Hilcorp currently has more than 500 employees in Alaska, with approximately 90 percent residents. The company’s immediate focus has been figuring out the future for each of BP’s roughly 1,600 Alaska employees, according to Wilkins.
Company officials have conducted almost 2,000 interviews over the past month and are close to extending offers to the BP employees that want to make the transition to Hilcorp.
In the 2014 deal, Hilcorp added about 200 of the 475 BP employees that had been working on the related fields and projects, BP said at the time.
“BP’s excellent, qualified workforce will be key to the operation of Prudhoe Bay into the future and we will look forward to onboarding the vast majority of the folks that are interested in coming onboard,” Wilkins said.
Bilbao said that impacted employees will know their future by Dec. 20 and BP will likely begin any necessary layoffs on Feb. 20.
“One of our biggest challenges in this process is that most of them don’t want to go anywhere else,” Bilbao said of BP Alaska employees, a development that has surprised corporate leaders in Houston and London. “As much as we’ve tried to find jobs for them elsewhere (in the company), they don’t want to go.”
Despite going all-in on Alaska, Hilcorp executives — led by founder and CEO Jeffrey Hildebrand — did not spend as much time examining what they bought as some outside observers might expect.
According to Bilbao, the $5.6 billion deal was negotiated over six to seven weeks and Hilcorp officials received about four hours of briefings specifically on Prudhoe Bay.
Last winter, BP conducted the first 3-D seismic shoot of the entire Prudhoe Bay field, which was seen by some industry observers as a sort of sales pitch to potential buyers. However, seeing the seismic data was not a part of Hilcorp’s deliberations, Bilbao said.
“(The deal) was centered around cash flow modeling and cash flow risk. That’s typically how you do a deal like this. You don’t really get into the details,” Bilbao said. “I can tell you that Hilcorp was incredibly excited about the opportunity that Prudhoe Bay still represents.”
As for BP, selling off its portion of Alaska is a means to pay for other new assets after spending upwards of $67 billion over the past decade on cleanup and settlements related to the Deepwater Horizon oil spill.

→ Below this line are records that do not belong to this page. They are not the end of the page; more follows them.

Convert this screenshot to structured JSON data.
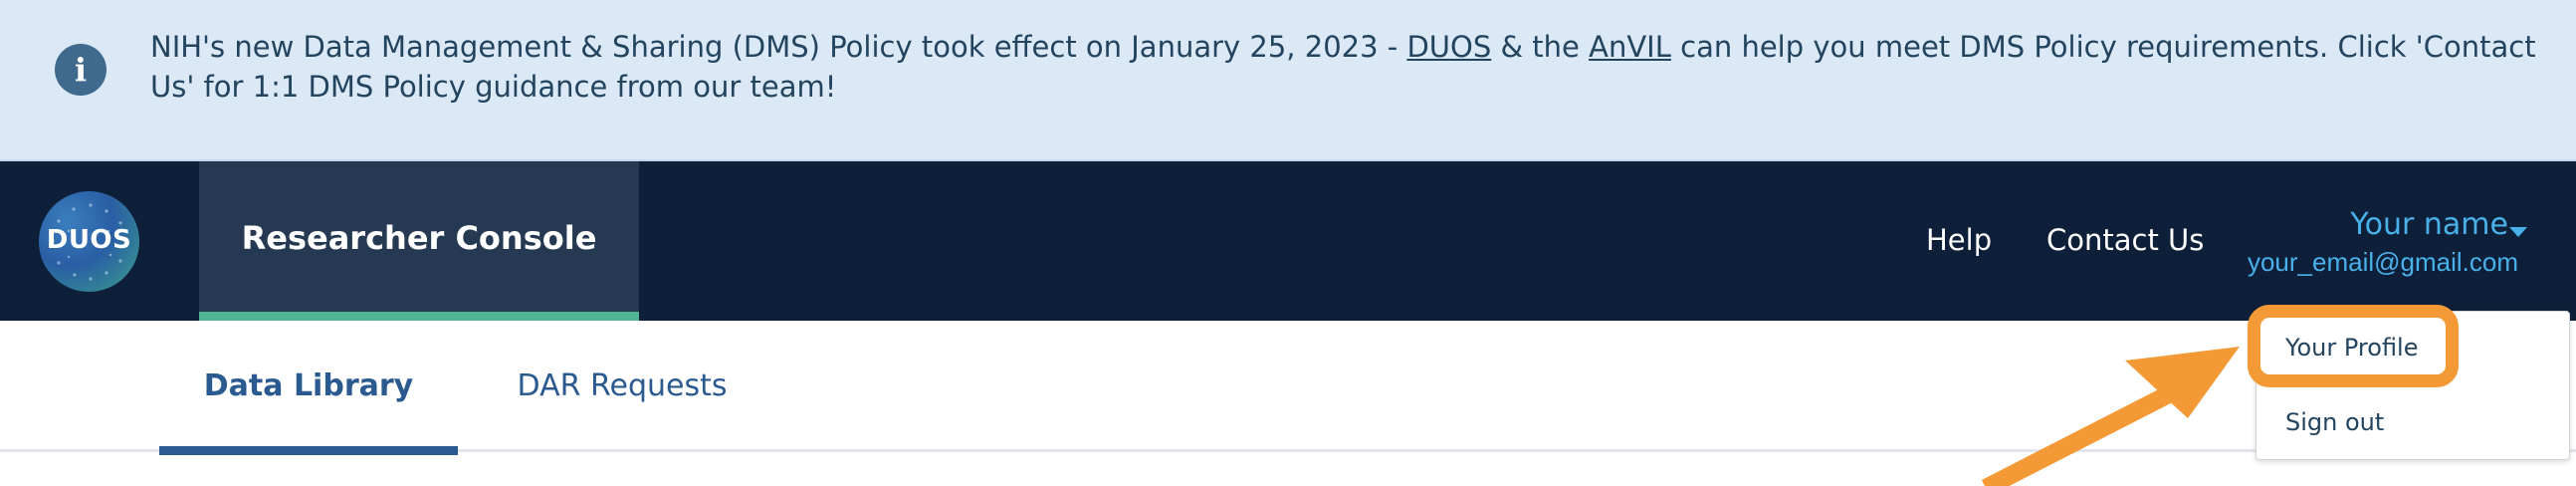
{
  "banner": {
    "text_before": "NIH's new Data Management & Sharing (DMS) Policy took effect on January 25, 2023 - ",
    "link1": "DUOS",
    "text_between": " & the ",
    "link2": "AnVIL",
    "text_after": " can help you meet DMS Policy requirements. Click 'Contact Us' for 1:1 DMS Policy guidance from our team!",
    "icon": "info-icon"
  },
  "navbar": {
    "logo_text": "DUOS",
    "console_label": "Researcher Console",
    "links": {
      "help": "Help",
      "contact": "Contact Us"
    },
    "user": {
      "name": "Your name",
      "email": "your_email@gmail.com"
    }
  },
  "subnav": {
    "tabs": [
      {
        "label": "Data Library",
        "active": true
      },
      {
        "label": "DAR Requests",
        "active": false
      }
    ]
  },
  "user_menu": {
    "items": [
      {
        "label": "Your Profile",
        "highlighted": true
      },
      {
        "label": "Sign out"
      }
    ]
  },
  "colors": {
    "banner_bg": "#dbe9f6",
    "navbar_bg": "#0e2039",
    "active_tab_bg": "#253a52",
    "accent_green": "#4fb593",
    "link_blue": "#4ab0ea",
    "tab_blue": "#2a5a8f",
    "annotation_orange": "#f39a36"
  }
}
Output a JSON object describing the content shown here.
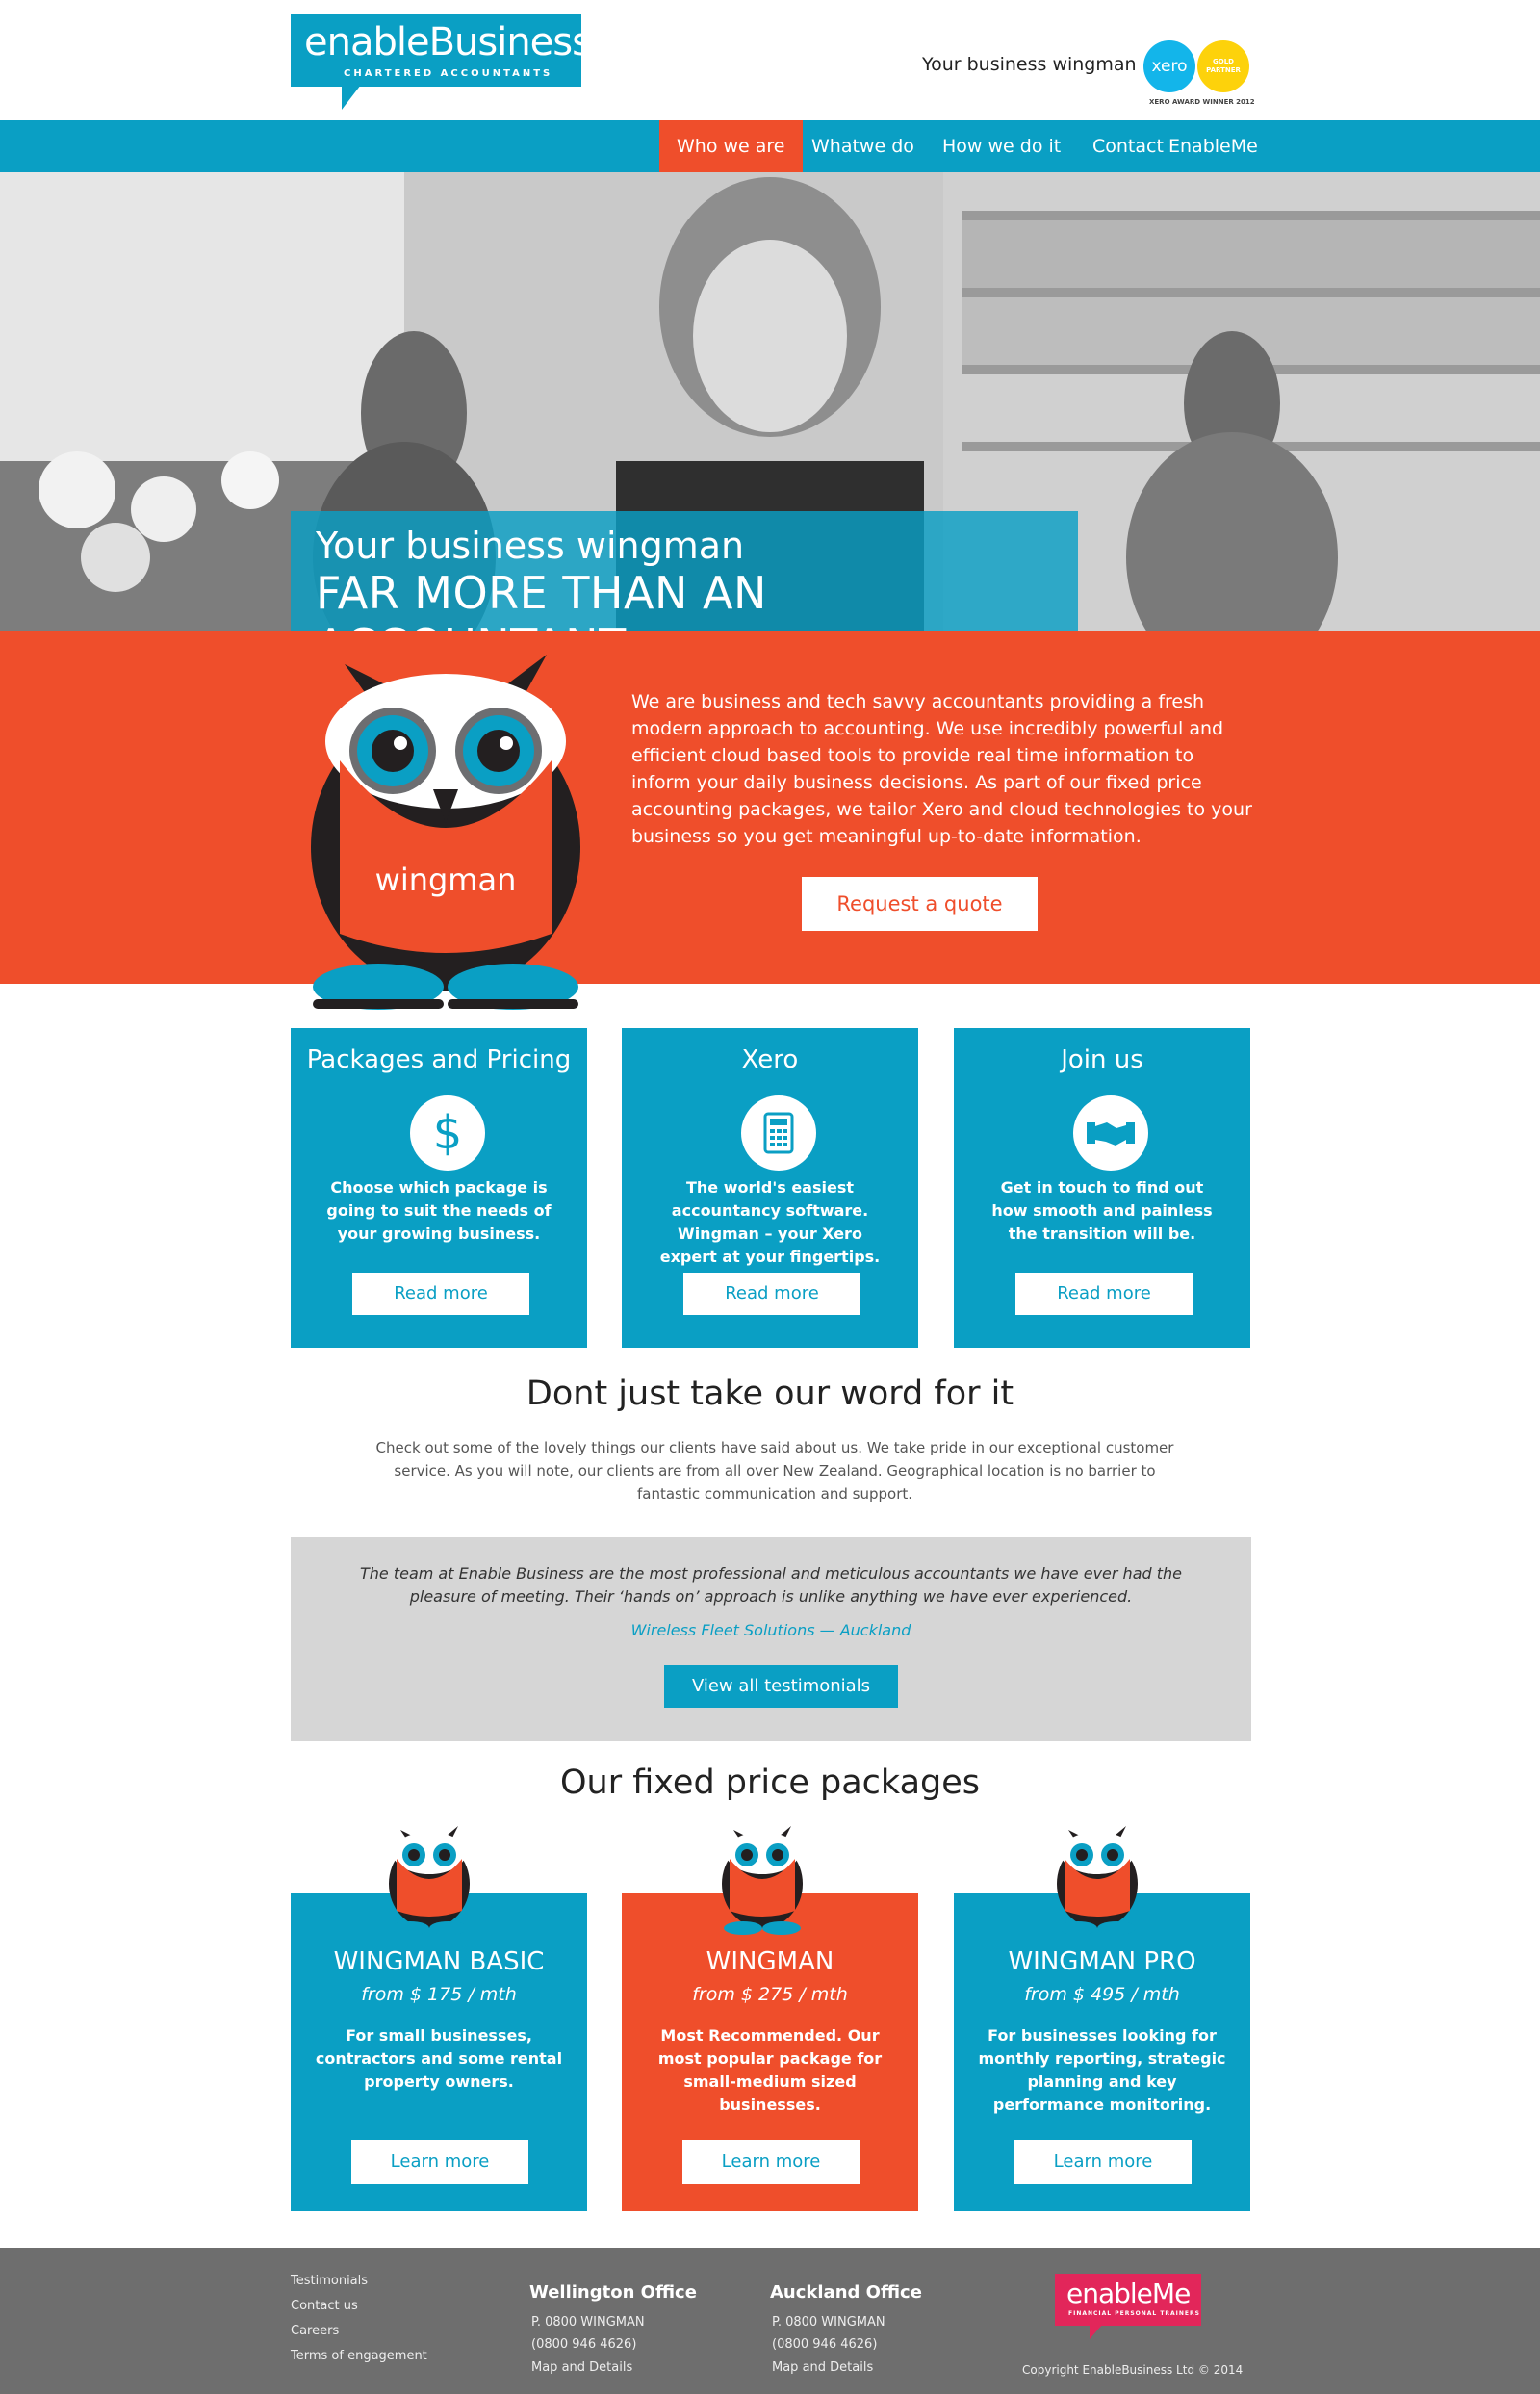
{
  "header": {
    "logo_main": "enableBusiness",
    "logo_sub": "CHARTERED ACCOUNTANTS",
    "tagline": "Your business wingman",
    "xero_logo": "xero",
    "gold_partner": "GOLD PARTNER",
    "xero_award": "XERO AWARD WINNER 2012"
  },
  "nav": {
    "items": [
      {
        "label": "Who we are",
        "active": true
      },
      {
        "label": "Whatwe do",
        "active": false
      },
      {
        "label": "How we do it",
        "active": false
      },
      {
        "label": "Contact",
        "active": false
      },
      {
        "label": "EnableMe",
        "active": false
      }
    ]
  },
  "hero": {
    "line1": "Your business wingman",
    "line2": "FAR MORE THAN AN ACCOUNTANT"
  },
  "intro": {
    "text": "We are business and tech savvy accountants providing a fresh modern approach to accounting. We use incredibly powerful and efficient cloud based tools to provide real time information to inform your daily business decisions. As part of our fixed price accounting packages, we tailor Xero and cloud technologies to your business so you get meaningful up-to-date information.",
    "button": "Request a quote",
    "owl_label": "wingman"
  },
  "cards": [
    {
      "title": "Packages and Pricing",
      "icon": "dollar-icon",
      "text": "Choose which package is going to suit the needs of your growing business.",
      "button": "Read more"
    },
    {
      "title": "Xero",
      "icon": "calculator-icon",
      "text": "The world's easiest accountancy software. Wingman – your Xero expert at your fingertips.",
      "button": "Read more"
    },
    {
      "title": "Join us",
      "icon": "handshake-icon",
      "text": "Get in touch to find out how smooth and painless the transition will be.",
      "button": "Read more"
    }
  ],
  "testimonials": {
    "title": "Dont just take our word for it",
    "intro": "Check out some of the lovely things our clients have said about us. We take pride in our exceptional customer service. As you will note, our clients are from all over New Zealand. Geographical location is no barrier to fantastic communication and support.",
    "quote": "The team at Enable Business are the most professional and meticulous accountants we have ever had the pleasure of meeting. Their ‘hands on’ approach is unlike anything we have ever experienced.",
    "author": "Wireless Fleet Solutions — Auckland",
    "button": "View all testimonials"
  },
  "packages": {
    "title": "Our fixed price packages",
    "items": [
      {
        "name": "WINGMAN BASIC",
        "price": "from $ 175 / mth",
        "desc": "For small businesses, contractors and some rental property owners.",
        "button": "Learn more",
        "color": "#0a9fc4"
      },
      {
        "name": "WINGMAN",
        "price": "from $ 275 / mth",
        "desc": "Most Recommended. Our most popular package for small-medium sized businesses.",
        "button": "Learn more",
        "color": "#ef4e2b"
      },
      {
        "name": "WINGMAN PRO",
        "price": "from $ 495 / mth",
        "desc": "For businesses looking for monthly reporting, strategic planning and key performance monitoring.",
        "button": "Learn more",
        "color": "#0a9fc4"
      }
    ]
  },
  "footer": {
    "links": [
      "Testimonials",
      "Contact us",
      "Careers",
      "Terms of engagement"
    ],
    "wellington": {
      "title": "Wellington Office",
      "phone": "P. 0800 WINGMAN",
      "number": "(0800 946 4626)",
      "map": "Map and Details"
    },
    "auckland": {
      "title": "Auckland Office",
      "phone": "P. 0800 WINGMAN",
      "number": "(0800 946 4626)",
      "map": "Map and Details"
    },
    "enableme_main": "enableMe",
    "enableme_sub": "FINANCIAL PERSONAL TRAINERS",
    "copyright": "Copyright EnableBusiness Ltd © 2014"
  },
  "colors": {
    "primary_blue": "#0a9fc4",
    "accent_orange": "#ef4e2b",
    "footer_gray": "#6e6e6e",
    "enableme_pink": "#e2265a"
  }
}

Last year BP bought roughly $10 billion of Lower 48 oil assets from Australian resources giant BHP. Company leaders held a desire to pay for those acquisitions with cash, not debt, leading them to evaluate which assets were best suited to sell off, Bilbao explained.

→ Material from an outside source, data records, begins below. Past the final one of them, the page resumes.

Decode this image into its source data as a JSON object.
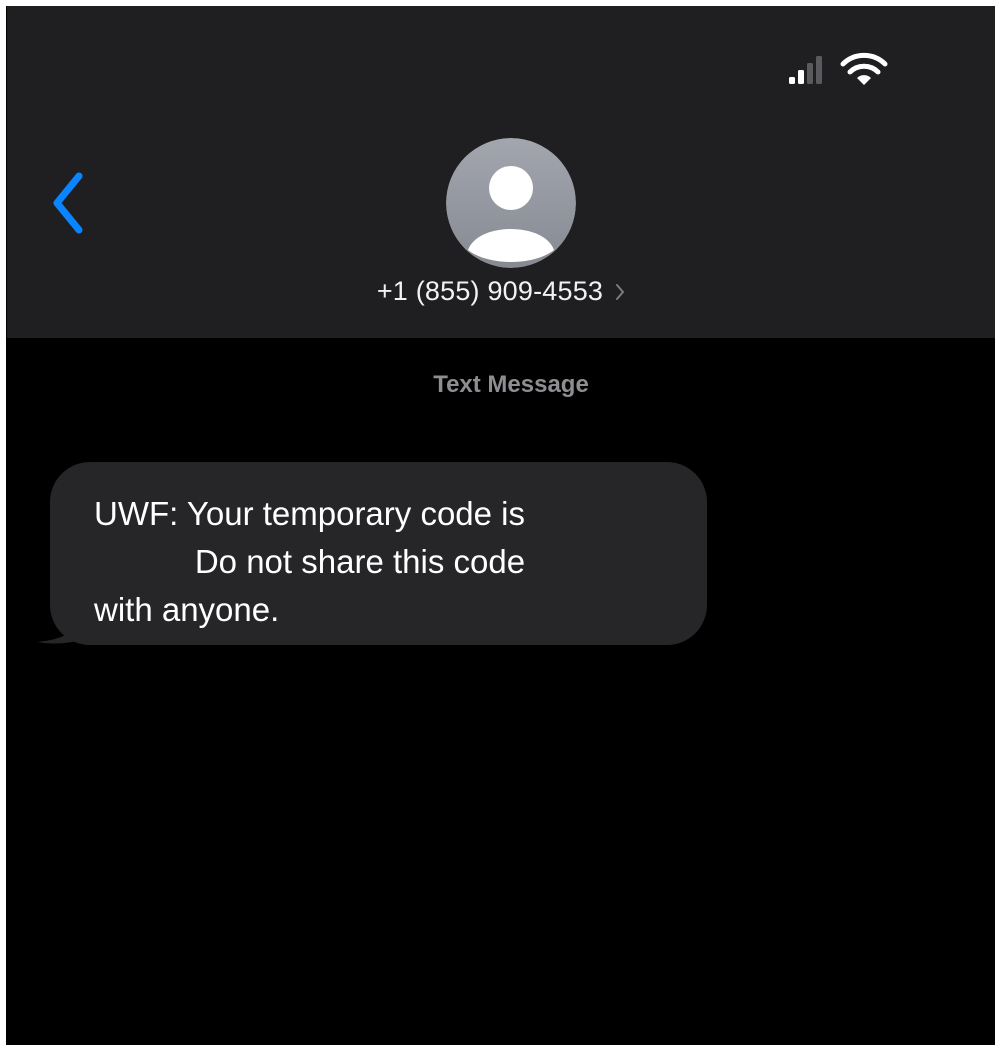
{
  "header": {
    "contact_name": "+1 (855) 909-4553",
    "accent_color": "#0a84ff",
    "icons": {
      "back": "chevron-left-icon",
      "avatar": "person-icon",
      "cellular": "cellular-signal-icon",
      "wifi": "wifi-icon",
      "details": "chevron-right-icon"
    }
  },
  "conversation": {
    "service_label": "Text Message",
    "messages": [
      {
        "direction": "incoming",
        "lines": [
          "UWF: Your temporary code is",
          "           Do not share this code",
          "with anyone."
        ]
      }
    ]
  }
}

Fortuitously for BP, it already had an existing partner with the requisite cash and expertise to put a deal together.
“They’ve shown at Milne Point that they can take a field we operate, reduce the complexity and bring new pads online for lower dollars per barrel that we would’ve,” he said.
Alaska accounts for about 3 percent of BP’s global portfolio and is outside of the areas where it holds most of its upstream assets — the Gulf of Mexico, the North and Caspian Sea regions and Angola. Some of Alaska’s unavoidable costs, combined with the state’s continued debates over oil tax policy, led BP to sell Alaska, according to Bilbao.
“It’s an expensive place to operate and that’s not just the field, it’s also the cost of moving (oil) to market across the pipe and the ships and it’s an unstable fiscal environment, which factors into the way you look at your growth capital investment options,” he said.
He further acknowledged that Alaska operations have had a hard time attracting internal investment capital for several years and getting the $2 billion or so needed for a new drill site within Prudhoe would have been a struggle as well, he said.
One of the few Alaska-centric things BP is not yet selling to Hilcorp, at least at this point, is Alaska Tanker Co. The fleet of four, 1.3 million barrel-capacity, double-hulled tankers operate almost exclusively between Valdez and West Coast refinery markets.
“What I’ve told people is we will soon have four tankers and no crude and they’ll have a lot of crude and no tankers. So I’m guessing we’re going to have to figure out a way to resolve that, but that is not part of this deal,” Bilbao quipped.
Elwood Brehmer can be reached at firstname.lastname@example.org.